Your assignment:
Restate the records below word for word.

------ Material for the task

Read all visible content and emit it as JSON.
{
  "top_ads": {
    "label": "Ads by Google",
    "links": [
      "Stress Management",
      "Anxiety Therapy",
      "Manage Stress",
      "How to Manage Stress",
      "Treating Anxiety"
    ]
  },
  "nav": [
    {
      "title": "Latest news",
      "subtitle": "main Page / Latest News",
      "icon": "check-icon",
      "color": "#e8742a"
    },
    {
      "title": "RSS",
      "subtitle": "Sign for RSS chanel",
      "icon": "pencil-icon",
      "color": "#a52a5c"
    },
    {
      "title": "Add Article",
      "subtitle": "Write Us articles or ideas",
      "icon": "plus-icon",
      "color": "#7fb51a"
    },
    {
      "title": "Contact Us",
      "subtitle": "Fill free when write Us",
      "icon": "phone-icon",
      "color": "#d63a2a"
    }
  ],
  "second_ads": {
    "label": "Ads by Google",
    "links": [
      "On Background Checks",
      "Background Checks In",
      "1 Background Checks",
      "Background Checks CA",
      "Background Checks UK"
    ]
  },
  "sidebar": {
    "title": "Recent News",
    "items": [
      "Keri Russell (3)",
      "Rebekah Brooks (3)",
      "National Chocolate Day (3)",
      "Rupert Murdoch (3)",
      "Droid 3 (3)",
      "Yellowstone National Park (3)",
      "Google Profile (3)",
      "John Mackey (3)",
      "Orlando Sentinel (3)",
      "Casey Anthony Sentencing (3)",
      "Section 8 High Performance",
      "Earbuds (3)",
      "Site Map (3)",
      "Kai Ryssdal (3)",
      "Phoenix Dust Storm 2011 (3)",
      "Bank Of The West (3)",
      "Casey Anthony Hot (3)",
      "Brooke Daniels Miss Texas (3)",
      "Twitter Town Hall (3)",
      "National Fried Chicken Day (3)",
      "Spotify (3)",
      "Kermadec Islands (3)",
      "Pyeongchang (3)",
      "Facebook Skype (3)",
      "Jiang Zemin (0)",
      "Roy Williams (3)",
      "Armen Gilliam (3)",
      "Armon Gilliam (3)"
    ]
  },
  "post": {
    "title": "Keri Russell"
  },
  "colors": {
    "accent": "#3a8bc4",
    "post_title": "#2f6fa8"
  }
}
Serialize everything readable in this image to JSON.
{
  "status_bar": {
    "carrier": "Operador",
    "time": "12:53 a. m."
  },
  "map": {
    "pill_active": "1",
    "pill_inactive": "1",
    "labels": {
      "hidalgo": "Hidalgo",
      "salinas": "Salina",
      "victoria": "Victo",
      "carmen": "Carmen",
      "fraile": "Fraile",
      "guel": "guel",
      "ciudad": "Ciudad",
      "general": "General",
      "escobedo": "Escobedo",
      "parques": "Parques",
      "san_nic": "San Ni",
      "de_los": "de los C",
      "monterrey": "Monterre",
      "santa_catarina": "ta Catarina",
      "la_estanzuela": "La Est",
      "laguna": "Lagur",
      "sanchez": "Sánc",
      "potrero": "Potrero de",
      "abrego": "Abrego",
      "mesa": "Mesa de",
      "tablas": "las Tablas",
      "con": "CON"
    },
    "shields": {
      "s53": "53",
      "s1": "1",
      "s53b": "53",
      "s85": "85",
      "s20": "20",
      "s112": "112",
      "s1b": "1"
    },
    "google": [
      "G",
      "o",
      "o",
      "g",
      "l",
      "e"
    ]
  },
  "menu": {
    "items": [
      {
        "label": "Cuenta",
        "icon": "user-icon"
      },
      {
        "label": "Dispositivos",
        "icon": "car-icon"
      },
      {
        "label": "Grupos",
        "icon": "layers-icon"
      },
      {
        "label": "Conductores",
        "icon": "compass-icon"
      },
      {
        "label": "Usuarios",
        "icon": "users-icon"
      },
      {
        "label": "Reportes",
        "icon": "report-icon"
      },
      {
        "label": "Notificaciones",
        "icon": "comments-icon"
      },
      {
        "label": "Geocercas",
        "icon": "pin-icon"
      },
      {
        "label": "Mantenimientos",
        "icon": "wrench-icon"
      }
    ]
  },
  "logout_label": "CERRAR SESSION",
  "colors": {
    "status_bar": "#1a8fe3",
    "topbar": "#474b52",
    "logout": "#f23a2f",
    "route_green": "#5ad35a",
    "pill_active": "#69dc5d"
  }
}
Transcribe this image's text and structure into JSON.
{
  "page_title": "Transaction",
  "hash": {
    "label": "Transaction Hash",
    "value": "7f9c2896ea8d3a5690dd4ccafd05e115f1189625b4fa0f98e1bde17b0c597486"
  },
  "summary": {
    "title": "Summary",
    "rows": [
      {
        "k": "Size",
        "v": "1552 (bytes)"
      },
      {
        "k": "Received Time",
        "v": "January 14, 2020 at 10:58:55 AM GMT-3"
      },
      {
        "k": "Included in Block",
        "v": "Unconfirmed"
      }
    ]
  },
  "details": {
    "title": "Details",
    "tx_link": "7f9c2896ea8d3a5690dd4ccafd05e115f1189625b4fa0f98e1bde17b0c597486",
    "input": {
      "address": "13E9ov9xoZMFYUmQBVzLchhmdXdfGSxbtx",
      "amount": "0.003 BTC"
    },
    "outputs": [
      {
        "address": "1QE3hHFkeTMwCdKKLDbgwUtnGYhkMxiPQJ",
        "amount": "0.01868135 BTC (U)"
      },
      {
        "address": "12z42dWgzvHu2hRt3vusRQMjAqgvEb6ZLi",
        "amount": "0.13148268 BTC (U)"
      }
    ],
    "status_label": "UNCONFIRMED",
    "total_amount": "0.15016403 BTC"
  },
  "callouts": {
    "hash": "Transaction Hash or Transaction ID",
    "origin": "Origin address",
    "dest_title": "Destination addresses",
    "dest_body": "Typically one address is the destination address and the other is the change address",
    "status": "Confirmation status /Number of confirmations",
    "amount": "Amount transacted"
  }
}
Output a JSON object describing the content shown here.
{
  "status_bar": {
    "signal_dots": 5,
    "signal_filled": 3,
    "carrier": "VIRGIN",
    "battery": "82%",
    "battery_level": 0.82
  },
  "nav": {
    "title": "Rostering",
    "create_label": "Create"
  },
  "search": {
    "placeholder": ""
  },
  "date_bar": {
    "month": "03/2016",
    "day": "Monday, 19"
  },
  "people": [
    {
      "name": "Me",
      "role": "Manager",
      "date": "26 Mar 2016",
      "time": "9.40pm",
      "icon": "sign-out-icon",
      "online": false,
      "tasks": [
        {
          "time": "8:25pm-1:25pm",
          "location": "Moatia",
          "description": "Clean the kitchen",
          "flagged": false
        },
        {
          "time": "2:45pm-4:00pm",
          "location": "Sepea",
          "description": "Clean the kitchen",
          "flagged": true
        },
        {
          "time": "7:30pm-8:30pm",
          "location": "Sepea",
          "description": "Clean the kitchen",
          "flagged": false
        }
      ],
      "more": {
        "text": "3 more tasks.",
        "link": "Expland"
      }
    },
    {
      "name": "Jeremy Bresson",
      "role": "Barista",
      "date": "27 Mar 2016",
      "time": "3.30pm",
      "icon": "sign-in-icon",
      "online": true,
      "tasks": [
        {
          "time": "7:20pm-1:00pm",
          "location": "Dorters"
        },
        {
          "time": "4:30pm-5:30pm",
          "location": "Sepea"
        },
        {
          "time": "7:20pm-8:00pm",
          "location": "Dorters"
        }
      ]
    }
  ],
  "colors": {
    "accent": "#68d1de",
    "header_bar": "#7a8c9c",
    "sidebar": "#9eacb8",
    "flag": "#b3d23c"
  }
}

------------

Problem solution:
Read all visible content and emit it as JSON.
{
  "top_ads": {
    "label": "Ads by Google",
    "links": [
      "Stress Management",
      "Anxiety Therapy",
      "Manage Stress",
      "How to Manage Stress",
      "Treating Anxiety"
    ]
  },
  "nav": [
    {
      "title": "Latest news",
      "subtitle": "main Page / Latest News",
      "icon": "check-icon",
      "color": "#e8742a"
    },
    {
      "title": "RSS",
      "subtitle": "Sign for RSS chanel",
      "icon": "pencil-icon",
      "color": "#a52a5c"
    },
    {
      "title": "Add Article",
      "subtitle": "Write Us articles or ideas",
      "icon": "plus-icon",
      "color": "#7fb51a"
    },
    {
      "title": "Contact Us",
      "subtitle": "Fill free when write Us",
      "icon": "phone-icon",
      "color": "#d63a2a"
    }
  ],
  "second_ads": {
    "label": "Ads by Google",
    "links": [
      "On Background Checks",
      "Background Checks In",
      "1 Background Checks",
      "Background Checks CA",
      "Background Checks UK"
    ]
  },
  "sidebar": {
    "title": "Recent News",
    "items": [
      "Keri Russell (3)",
      "Rebekah Brooks (3)",
      "National Chocolate Day (3)",
      "Rupert Murdoch (3)",
      "Droid 3 (3)",
      "Yellowstone National Park (3)",
      "Google Profile (3)",
      "John Mackey (3)",
      "Orlando Sentinel (3)",
      "Casey Anthony Sentencing (3)",
      "Section 8 High Performance",
      "Earbuds (3)",
      "Site Map (3)",
      "Kai Ryssdal (3)",
      "Phoenix Dust Storm 2011 (3)",
      "Bank Of The West (3)",
      "Casey Anthony Hot (3)",
      "Brooke Daniels Miss Texas (3)",
      "Twitter Town Hall (3)",
      "National Fried Chicken Day (3)",
      "Spotify (3)",
      "Kermadec Islands (3)",
      "Pyeongchang (3)",
      "Facebook Skype (3)",
      "Jiang Zemin (0)",
      "Roy Williams (3)",
      "Armen Gilliam (3)",
      "Armon Gilliam (3)"
    ]
  },
  "post": {
    "title": "Keri Russell"
  },
  "colors": {
    "accent": "#3a8bc4",
    "post_title": "#2f6fa8"
  }
}
Serialize everything readable in this image to JSON.
{
  "status_bar": {
    "carrier": "Operador",
    "time": "12:53 a. m."
  },
  "map": {
    "pill_active": "1",
    "pill_inactive": "1",
    "labels": {
      "hidalgo": "Hidalgo",
      "salinas": "Salina",
      "victoria": "Victo",
      "carmen": "Carmen",
      "fraile": "Fraile",
      "guel": "guel",
      "ciudad": "Ciudad",
      "general": "General",
      "escobedo": "Escobedo",
      "parques": "Parques",
      "san_nic": "San Ni",
      "de_los": "de los C",
      "monterrey": "Monterre",
      "santa_catarina": "ta Catarina",
      "la_estanzuela": "La Est",
      "laguna": "Lagur",
      "sanchez": "Sánc",
      "potrero": "Potrero de",
      "abrego": "Abrego",
      "mesa": "Mesa de",
      "tablas": "las Tablas",
      "con": "CON"
    },
    "shields": {
      "s53": "53",
      "s1": "1",
      "s53b": "53",
      "s85": "85",
      "s20": "20",
      "s112": "112",
      "s1b": "1"
    },
    "google": [
      "G",
      "o",
      "o",
      "g",
      "l",
      "e"
    ]
  },
  "menu": {
    "items": [
      {
        "label": "Cuenta",
        "icon": "user-icon"
      },
      {
        "label": "Dispositivos",
        "icon": "car-icon"
      },
      {
        "label": "Grupos",
        "icon": "layers-icon"
      },
      {
        "label": "Conductores",
        "icon": "compass-icon"
      },
      {
        "label": "Usuarios",
        "icon": "users-icon"
      },
      {
        "label": "Reportes",
        "icon": "report-icon"
      },
      {
        "label": "Notificaciones",
        "icon": "comments-icon"
      },
      {
        "label": "Geocercas",
        "icon": "pin-icon"
      },
      {
        "label": "Mantenimientos",
        "icon": "wrench-icon"
      }
    ]
  },
  "logout_label": "CERRAR SESSION",
  "colors": {
    "status_bar": "#1a8fe3",
    "topbar": "#474b52",
    "logout": "#f23a2f",
    "route_green": "#5ad35a",
    "pill_active": "#69dc5d"
  }
}
Transcribe this image's text and structure into JSON.
{
  "page_title": "Transaction",
  "hash": {
    "label": "Transaction Hash",
    "value": "7f9c2896ea8d3a5690dd4ccafd05e115f1189625b4fa0f98e1bde17b0c597486"
  },
  "summary": {
    "title": "Summary",
    "rows": [
      {
        "k": "Size",
        "v": "1552 (bytes)"
      },
      {
        "k": "Received Time",
        "v": "January 14, 2020 at 10:58:55 AM GMT-3"
      },
      {
        "k": "Included in Block",
        "v": "Unconfirmed"
      }
    ]
  },
  "details": {
    "title": "Details",
    "tx_link": "7f9c2896ea8d3a5690dd4ccafd05e115f1189625b4fa0f98e1bde17b0c597486",
    "input": {
      "address": "13E9ov9xoZMFYUmQBVzLchhmdXdfGSxbtx",
      "amount": "0.003 BTC"
    },
    "outputs": [
      {
        "address": "1QE3hHFkeTMwCdKKLDbgwUtnGYhkMxiPQJ",
        "amount": "0.01868135 BTC (U)"
      },
      {
        "address": "12z42dWgzvHu2hRt3vusRQMjAqgvEb6ZLi",
        "amount": "0.13148268 BTC (U)"
      }
    ],
    "status_label": "UNCONFIRMED",
    "total_amount": "0.15016403 BTC"
  },
  "callouts": {
    "hash": "Transaction Hash or Transaction ID",
    "origin": "Origin address",
    "dest_title": "Destination addresses",
    "dest_body": "Typically one address is the destination address and the other is the change address",
    "status": "Confirmation status /Number of confirmations",
    "amount": "Amount transacted"
  }
}
Output a JSON object describing the content shown here.
{
  "status_bar": {
    "signal_dots": 5,
    "signal_filled": 3,
    "carrier": "VIRGIN",
    "battery": "82%",
    "battery_level": 0.82
  },
  "nav": {
    "title": "Rostering",
    "create_label": "Create"
  },
  "search": {
    "placeholder": ""
  },
  "date_bar": {
    "month": "03/2016",
    "day": "Monday, 19"
  },
  "people": [
    {
      "name": "Me",
      "role": "Manager",
      "date": "26 Mar 2016",
      "time": "9.40pm",
      "icon": "sign-out-icon",
      "online": false,
      "tasks": [
        {
          "time": "8:25pm-1:25pm",
          "location": "Moatia",
          "description": "Clean the kitchen",
          "flagged": false
        },
        {
          "time": "2:45pm-4:00pm",
          "location": "Sepea",
          "description": "Clean the kitchen",
          "flagged": true
        },
        {
          "time": "7:30pm-8:30pm",
          "location": "Sepea",
          "description": "Clean the kitchen",
          "flagged": false
        }
      ],
      "more": {
        "text": "3 more tasks.",
        "link": "Expland"
      }
    },
    {
      "name": "Jeremy Bresson",
      "role": "Barista",
      "date": "27 Mar 2016",
      "time": "3.30pm",
      "icon": "sign-in-icon",
      "online": true,
      "tasks": [
        {
          "time": "7:20pm-1:00pm",
          "location": "Dorters"
        },
        {
          "time": "4:30pm-5:30pm",
          "location": "Sepea"
        },
        {
          "time": "7:20pm-8:00pm",
          "location": "Dorters"
        }
      ]
    }
  ],
  "colors": {
    "accent": "#68d1de",
    "header_bar": "#7a8c9c",
    "sidebar": "#9eacb8",
    "flag": "#b3d23c"
  }
}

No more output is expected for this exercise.